Sea Monsters is a book of reflections and opposites: night and day, water and land, city and beach, Luisa’s teenage reveries and her parents’ adult concerns. However, the lines between them are highly permeable. Aridjis weaves into being a magical world of youthful daydreams and desires, and yet she never quite allows us to escape the other, less magical world lurking behind it: that of thieving politicians, children being picked up from school by bodyguards, and Luisa’s parents back at home, wondering where she is.
Aridjis beautifully renders the perspective of a bored, intelligent, privileged teenage girl — a decadent, solipsistic daydream. The Mexico City of the 1980s that Luisa wants to escape is a place of “thermal inversion”: a topsy-turvy world of drug-dealer poets and eccentrics such as “El Chino, who lived with his pet canary Juan El Ciego, blind since birth, for whom he fashioned nests out of discarded shoulder pads”. Luisa, however, is deadened to this feast for the imagination; she has eyes only for Tomás, “a sliver of black, slicing through the so-called calm of the morning”.
Based on an episode from Aridjis’s teenage years in Mexico, the novel’s brilliance lies in capturing so convincingly that state of adolescent restlessness. The only drawback is that this story of a teenage runaway could stand to be a bit more fun...Aridjis leaves us with the sense that Luisa’s disillusionment, like everything else, is in flux.
...the language is precise, strange, evocative and wise... Luisa aside, none of the characters ever fully comes to life – which, in a book concerned with the self-absorption of adolescence, feels eminently plausible... The novel poses far more questions than it answers, and it does so accurately and beautifully.
Aridjis scrambles your brain, not with high-modernist pyrotechnics but by the stealthier means of undermining the assumption that a novel’s words exist to advance the story. When Luisa tells us of a friend who lied about having Morrissey’s autograph or muses on “salt-water macro-organisms that share a fondness for ancient timber”, or an ex-boyfriend “who liked kicking boxes, he’d kick any box he found lying on the street”, it’s just because.
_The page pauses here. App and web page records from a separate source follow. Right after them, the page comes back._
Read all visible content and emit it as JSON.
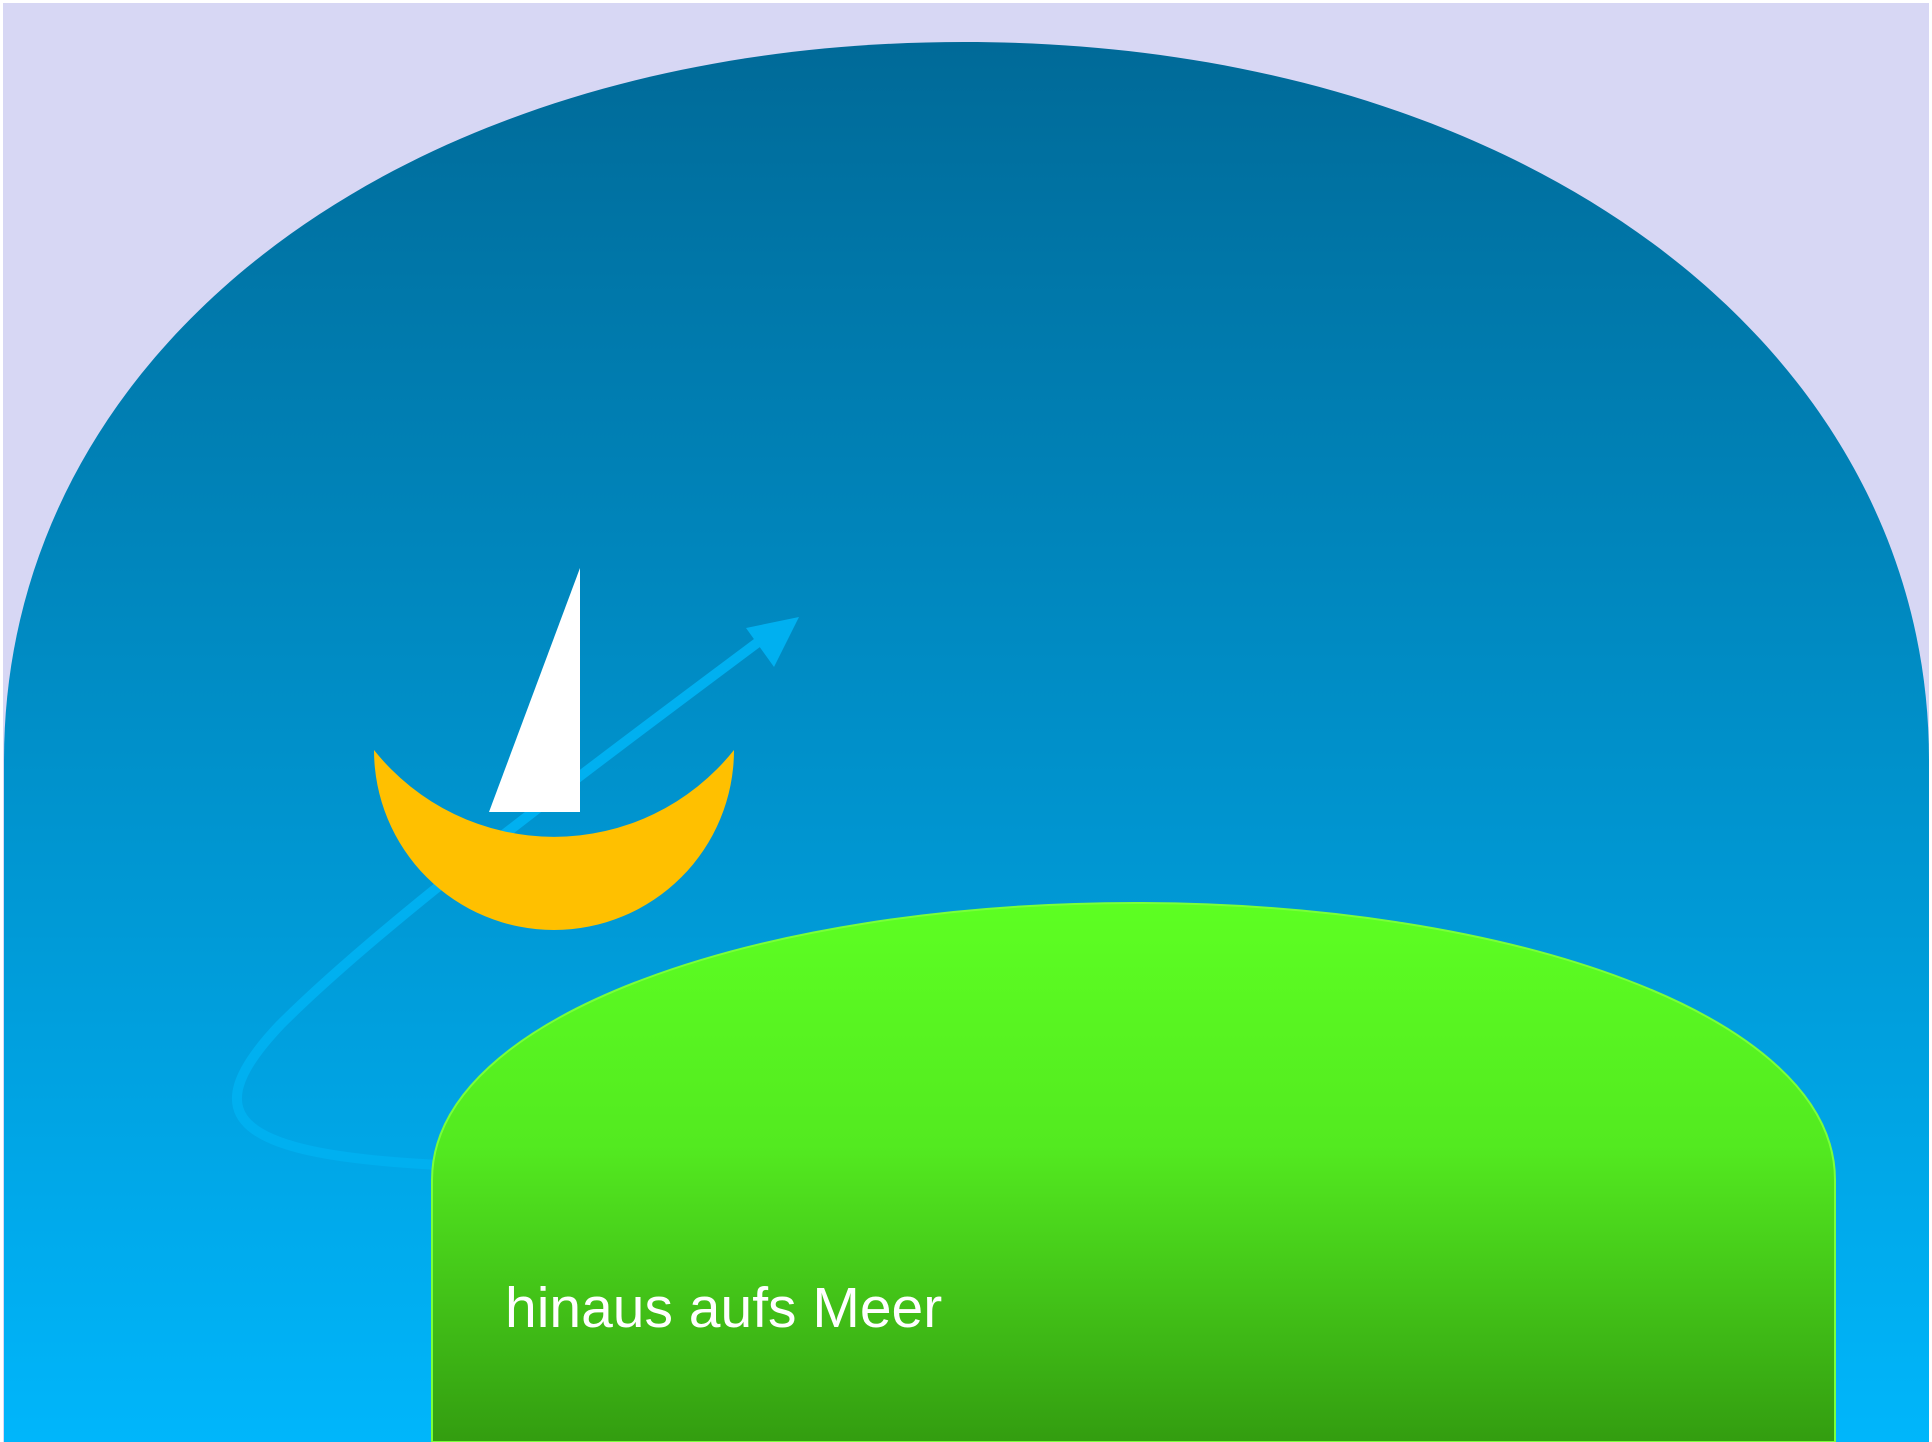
{
  "slide": {
    "caption": "hinaus aufs Meer"
  },
  "colors": {
    "backdrop": "#d7d7f4",
    "sea_top": "#006a98",
    "sea_bottom": "#00b6fb",
    "hill_top": "#5dff22",
    "hill_bottom": "#339d10",
    "hill_edge": "#79ff3a",
    "boat_hull": "#ffc000",
    "sail": "#ffffff",
    "route_arrow": "#00b0f0",
    "caption_text": "#ffffff"
  },
  "icons": {
    "boat": "sailboat-icon",
    "route": "curved-arrow-icon"
  }
}
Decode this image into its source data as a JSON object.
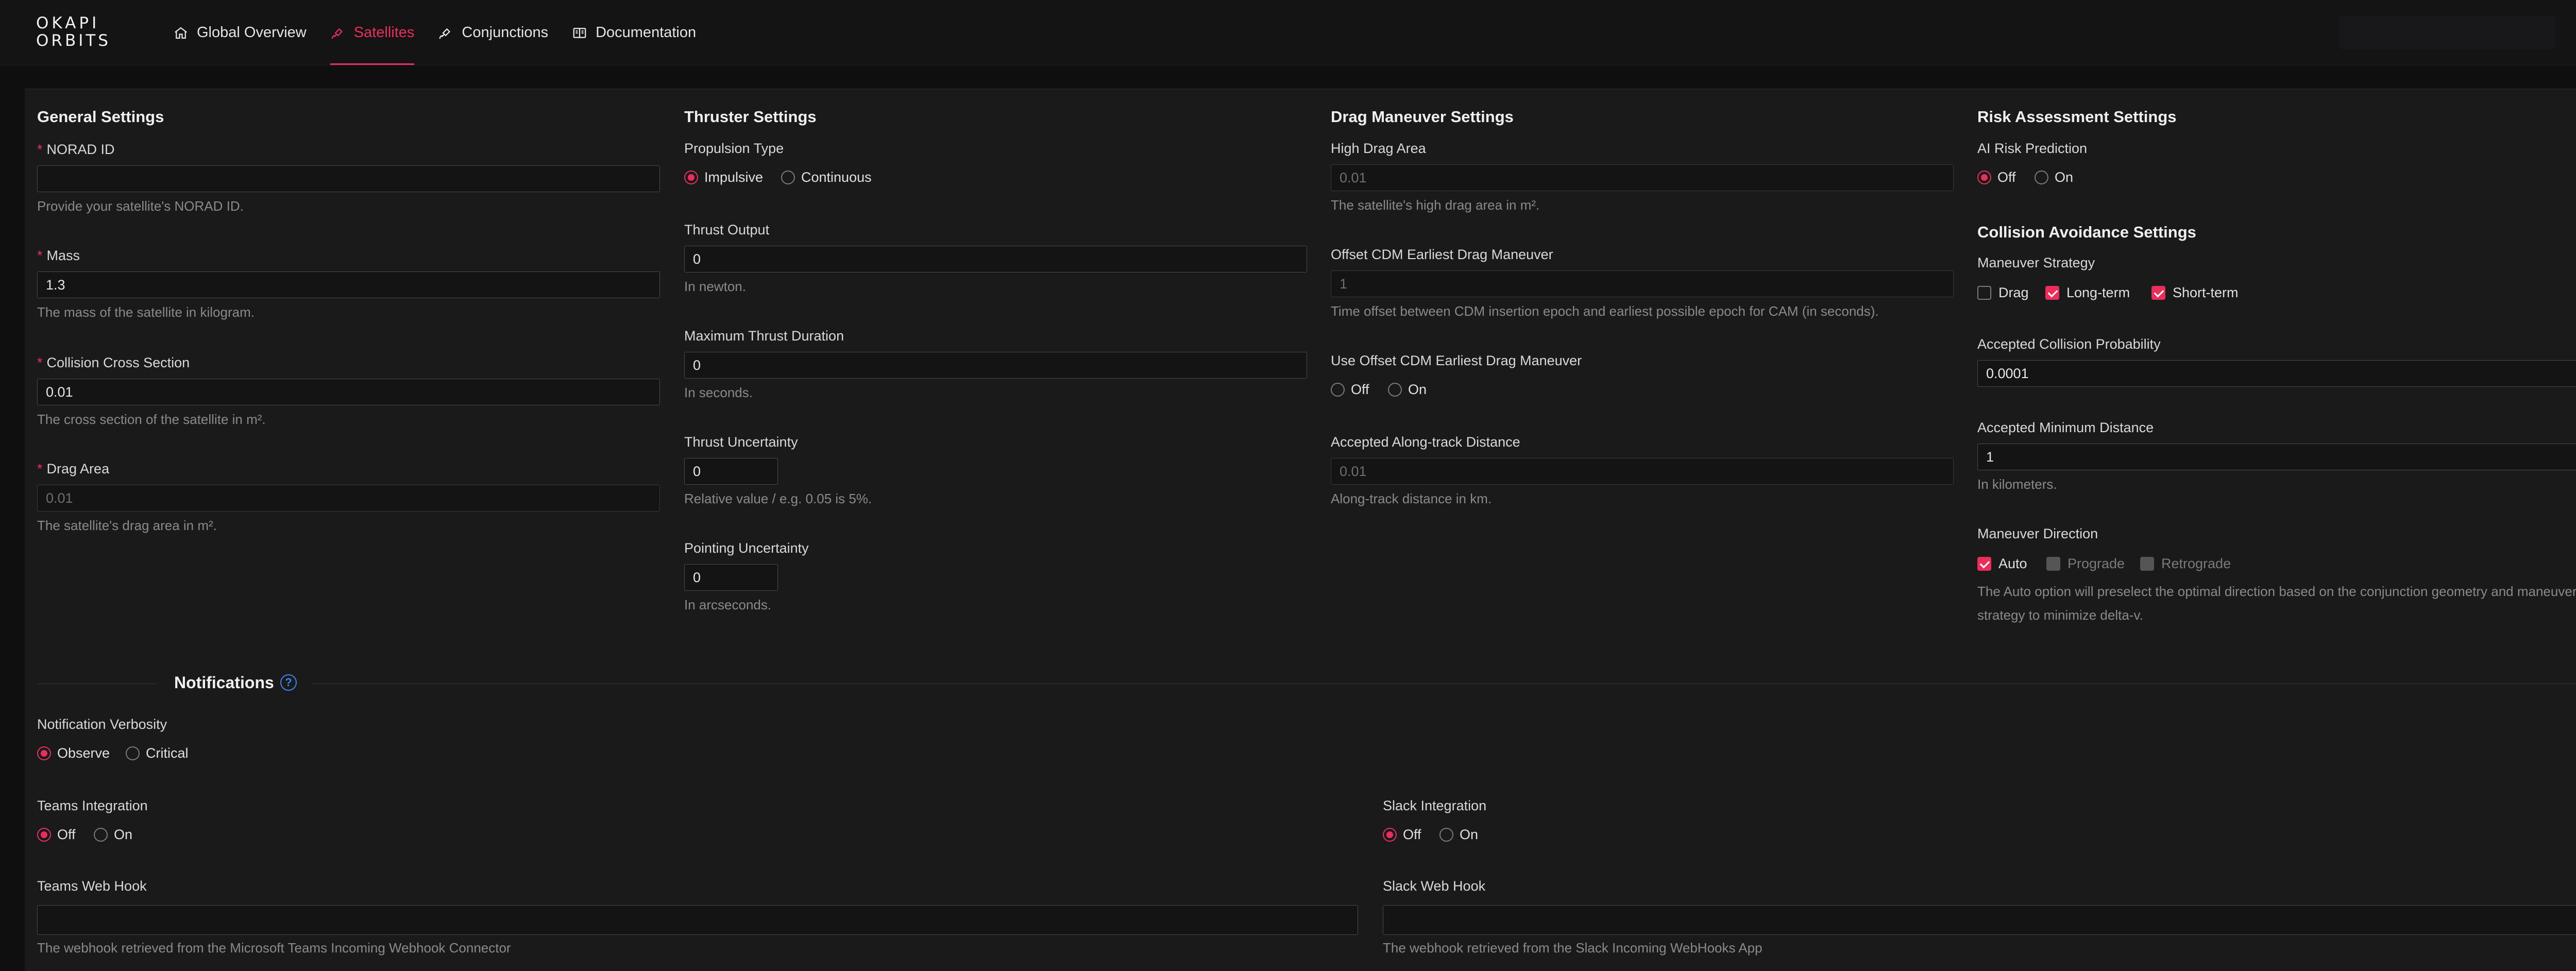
{
  "logo": {
    "line1": "OKAPI",
    "line2": "ORBITS"
  },
  "nav": {
    "items": [
      {
        "label": "Global Overview",
        "icon": "home-icon"
      },
      {
        "label": "Satellites",
        "icon": "satellite-icon",
        "active": true
      },
      {
        "label": "Conjunctions",
        "icon": "conjunction-icon"
      },
      {
        "label": "Documentation",
        "icon": "book-icon"
      }
    ]
  },
  "colors": {
    "accent": "#ea2e5c",
    "info": "#3f82f0",
    "background": "#0f0f10",
    "panel": "#1a1a1b"
  },
  "general": {
    "title": "General Settings",
    "norad": {
      "label": "NORAD ID",
      "value": "",
      "help": "Provide your satellite's NORAD ID."
    },
    "mass": {
      "label": "Mass",
      "value": "1.3",
      "help": "The mass of the satellite in kilogram."
    },
    "cross_section": {
      "label": "Collision Cross Section",
      "value": "0.01",
      "help": "The cross section of the satellite in m²."
    },
    "drag_area": {
      "label": "Drag Area",
      "placeholder": "0.01",
      "help": "The satellite's drag area in m²."
    }
  },
  "thruster": {
    "title": "Thruster Settings",
    "propulsion": {
      "label": "Propulsion Type",
      "options": [
        "Impulsive",
        "Continuous"
      ],
      "selected": "Impulsive"
    },
    "thrust_output": {
      "label": "Thrust Output",
      "value": "0",
      "help": "In newton."
    },
    "max_duration": {
      "label": "Maximum Thrust Duration",
      "value": "0",
      "help": "In seconds."
    },
    "thrust_uncertainty": {
      "label": "Thrust Uncertainty",
      "value": "0",
      "help": "Relative value / e.g. 0.05 is 5%."
    },
    "pointing_uncertainty": {
      "label": "Pointing Uncertainty",
      "value": "0",
      "help": "In arcseconds."
    }
  },
  "drag": {
    "title": "Drag Maneuver Settings",
    "high_drag_area": {
      "label": "High Drag Area",
      "placeholder": "0.01",
      "help": "The satellite's high drag area in m²."
    },
    "offset_cdm": {
      "label": "Offset CDM Earliest Drag Maneuver",
      "placeholder": "1",
      "help": "Time offset between CDM insertion epoch and earliest possible epoch for CAM (in seconds)."
    },
    "use_offset": {
      "label": "Use Offset CDM Earliest Drag Maneuver",
      "options": [
        "Off",
        "On"
      ]
    },
    "along_track": {
      "label": "Accepted Along-track Distance",
      "placeholder": "0.01",
      "help": "Along-track distance in km."
    }
  },
  "risk": {
    "title": "Risk Assessment Settings",
    "ai_prediction": {
      "label": "AI Risk Prediction",
      "options": [
        "Off",
        "On"
      ],
      "selected": "Off"
    }
  },
  "avoidance": {
    "title": "Collision Avoidance Settings",
    "strategy": {
      "label": "Maneuver Strategy",
      "options": [
        "Drag",
        "Long-term",
        "Short-term"
      ],
      "checked": [
        "Long-term",
        "Short-term"
      ]
    },
    "probability": {
      "label": "Accepted Collision Probability",
      "value": "0.0001"
    },
    "min_distance": {
      "label": "Accepted Minimum Distance",
      "value": "1",
      "help": "In kilometers."
    },
    "direction": {
      "label": "Maneuver Direction",
      "options": [
        "Auto",
        "Prograde",
        "Retrograde"
      ],
      "checked": [
        "Auto"
      ],
      "help": "The Auto option will preselect the optimal direction based on the conjunction geometry and maneuver strategy to minimize delta-v."
    }
  },
  "notifications": {
    "title": "Notifications",
    "help_glyph": "?",
    "verbosity": {
      "label": "Notification Verbosity",
      "options": [
        "Observe",
        "Critical"
      ],
      "selected": "Observe"
    },
    "teams": {
      "label": "Teams Integration",
      "options": [
        "Off",
        "On"
      ],
      "selected": "Off"
    },
    "slack": {
      "label": "Slack Integration",
      "options": [
        "Off",
        "On"
      ],
      "selected": "Off"
    },
    "teams_hook": {
      "label": "Teams Web Hook",
      "value": "",
      "help": "The webhook retrieved from the Microsoft Teams Incoming Webhook Connector"
    },
    "slack_hook": {
      "label": "Slack Web Hook",
      "value": "",
      "help": "The webhook retrieved from the Slack Incoming WebHooks App"
    }
  }
}
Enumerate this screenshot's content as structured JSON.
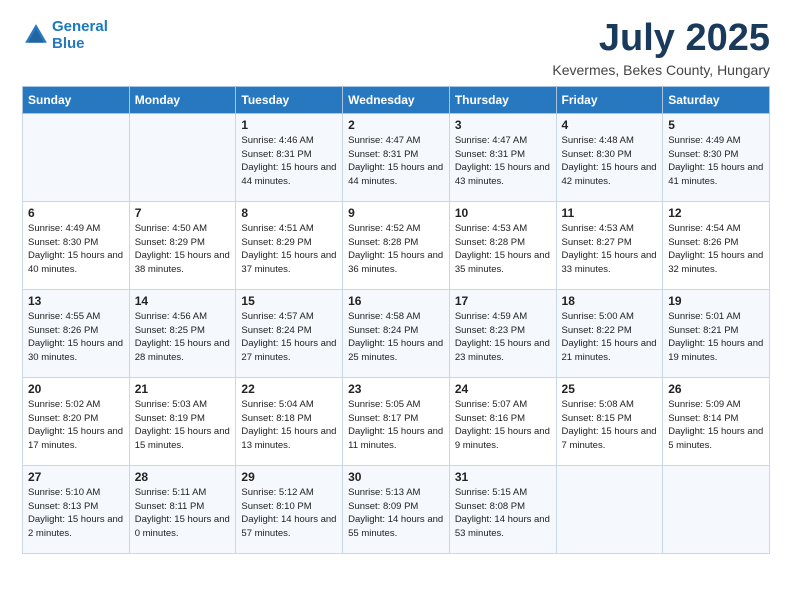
{
  "header": {
    "logo_line1": "General",
    "logo_line2": "Blue",
    "title": "July 2025",
    "location": "Kevermes, Bekes County, Hungary"
  },
  "days_of_week": [
    "Sunday",
    "Monday",
    "Tuesday",
    "Wednesday",
    "Thursday",
    "Friday",
    "Saturday"
  ],
  "weeks": [
    [
      {
        "day": "",
        "info": ""
      },
      {
        "day": "",
        "info": ""
      },
      {
        "day": "1",
        "info": "Sunrise: 4:46 AM\nSunset: 8:31 PM\nDaylight: 15 hours and 44 minutes."
      },
      {
        "day": "2",
        "info": "Sunrise: 4:47 AM\nSunset: 8:31 PM\nDaylight: 15 hours and 44 minutes."
      },
      {
        "day": "3",
        "info": "Sunrise: 4:47 AM\nSunset: 8:31 PM\nDaylight: 15 hours and 43 minutes."
      },
      {
        "day": "4",
        "info": "Sunrise: 4:48 AM\nSunset: 8:30 PM\nDaylight: 15 hours and 42 minutes."
      },
      {
        "day": "5",
        "info": "Sunrise: 4:49 AM\nSunset: 8:30 PM\nDaylight: 15 hours and 41 minutes."
      }
    ],
    [
      {
        "day": "6",
        "info": "Sunrise: 4:49 AM\nSunset: 8:30 PM\nDaylight: 15 hours and 40 minutes."
      },
      {
        "day": "7",
        "info": "Sunrise: 4:50 AM\nSunset: 8:29 PM\nDaylight: 15 hours and 38 minutes."
      },
      {
        "day": "8",
        "info": "Sunrise: 4:51 AM\nSunset: 8:29 PM\nDaylight: 15 hours and 37 minutes."
      },
      {
        "day": "9",
        "info": "Sunrise: 4:52 AM\nSunset: 8:28 PM\nDaylight: 15 hours and 36 minutes."
      },
      {
        "day": "10",
        "info": "Sunrise: 4:53 AM\nSunset: 8:28 PM\nDaylight: 15 hours and 35 minutes."
      },
      {
        "day": "11",
        "info": "Sunrise: 4:53 AM\nSunset: 8:27 PM\nDaylight: 15 hours and 33 minutes."
      },
      {
        "day": "12",
        "info": "Sunrise: 4:54 AM\nSunset: 8:26 PM\nDaylight: 15 hours and 32 minutes."
      }
    ],
    [
      {
        "day": "13",
        "info": "Sunrise: 4:55 AM\nSunset: 8:26 PM\nDaylight: 15 hours and 30 minutes."
      },
      {
        "day": "14",
        "info": "Sunrise: 4:56 AM\nSunset: 8:25 PM\nDaylight: 15 hours and 28 minutes."
      },
      {
        "day": "15",
        "info": "Sunrise: 4:57 AM\nSunset: 8:24 PM\nDaylight: 15 hours and 27 minutes."
      },
      {
        "day": "16",
        "info": "Sunrise: 4:58 AM\nSunset: 8:24 PM\nDaylight: 15 hours and 25 minutes."
      },
      {
        "day": "17",
        "info": "Sunrise: 4:59 AM\nSunset: 8:23 PM\nDaylight: 15 hours and 23 minutes."
      },
      {
        "day": "18",
        "info": "Sunrise: 5:00 AM\nSunset: 8:22 PM\nDaylight: 15 hours and 21 minutes."
      },
      {
        "day": "19",
        "info": "Sunrise: 5:01 AM\nSunset: 8:21 PM\nDaylight: 15 hours and 19 minutes."
      }
    ],
    [
      {
        "day": "20",
        "info": "Sunrise: 5:02 AM\nSunset: 8:20 PM\nDaylight: 15 hours and 17 minutes."
      },
      {
        "day": "21",
        "info": "Sunrise: 5:03 AM\nSunset: 8:19 PM\nDaylight: 15 hours and 15 minutes."
      },
      {
        "day": "22",
        "info": "Sunrise: 5:04 AM\nSunset: 8:18 PM\nDaylight: 15 hours and 13 minutes."
      },
      {
        "day": "23",
        "info": "Sunrise: 5:05 AM\nSunset: 8:17 PM\nDaylight: 15 hours and 11 minutes."
      },
      {
        "day": "24",
        "info": "Sunrise: 5:07 AM\nSunset: 8:16 PM\nDaylight: 15 hours and 9 minutes."
      },
      {
        "day": "25",
        "info": "Sunrise: 5:08 AM\nSunset: 8:15 PM\nDaylight: 15 hours and 7 minutes."
      },
      {
        "day": "26",
        "info": "Sunrise: 5:09 AM\nSunset: 8:14 PM\nDaylight: 15 hours and 5 minutes."
      }
    ],
    [
      {
        "day": "27",
        "info": "Sunrise: 5:10 AM\nSunset: 8:13 PM\nDaylight: 15 hours and 2 minutes."
      },
      {
        "day": "28",
        "info": "Sunrise: 5:11 AM\nSunset: 8:11 PM\nDaylight: 15 hours and 0 minutes."
      },
      {
        "day": "29",
        "info": "Sunrise: 5:12 AM\nSunset: 8:10 PM\nDaylight: 14 hours and 57 minutes."
      },
      {
        "day": "30",
        "info": "Sunrise: 5:13 AM\nSunset: 8:09 PM\nDaylight: 14 hours and 55 minutes."
      },
      {
        "day": "31",
        "info": "Sunrise: 5:15 AM\nSunset: 8:08 PM\nDaylight: 14 hours and 53 minutes."
      },
      {
        "day": "",
        "info": ""
      },
      {
        "day": "",
        "info": ""
      }
    ]
  ]
}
“Most voyages end in failure,” Luisa concludes. She adds that “to imagine travel is probably better than actually traveling since no journey can ever satisfy human desire.” The figure of the shipwreck looms large for Aridjis. It becomes a useful lens through which to see this book, which is self-contained, inscrutable, and weirdly captivating, like a salvaged object that wants to return to the sea.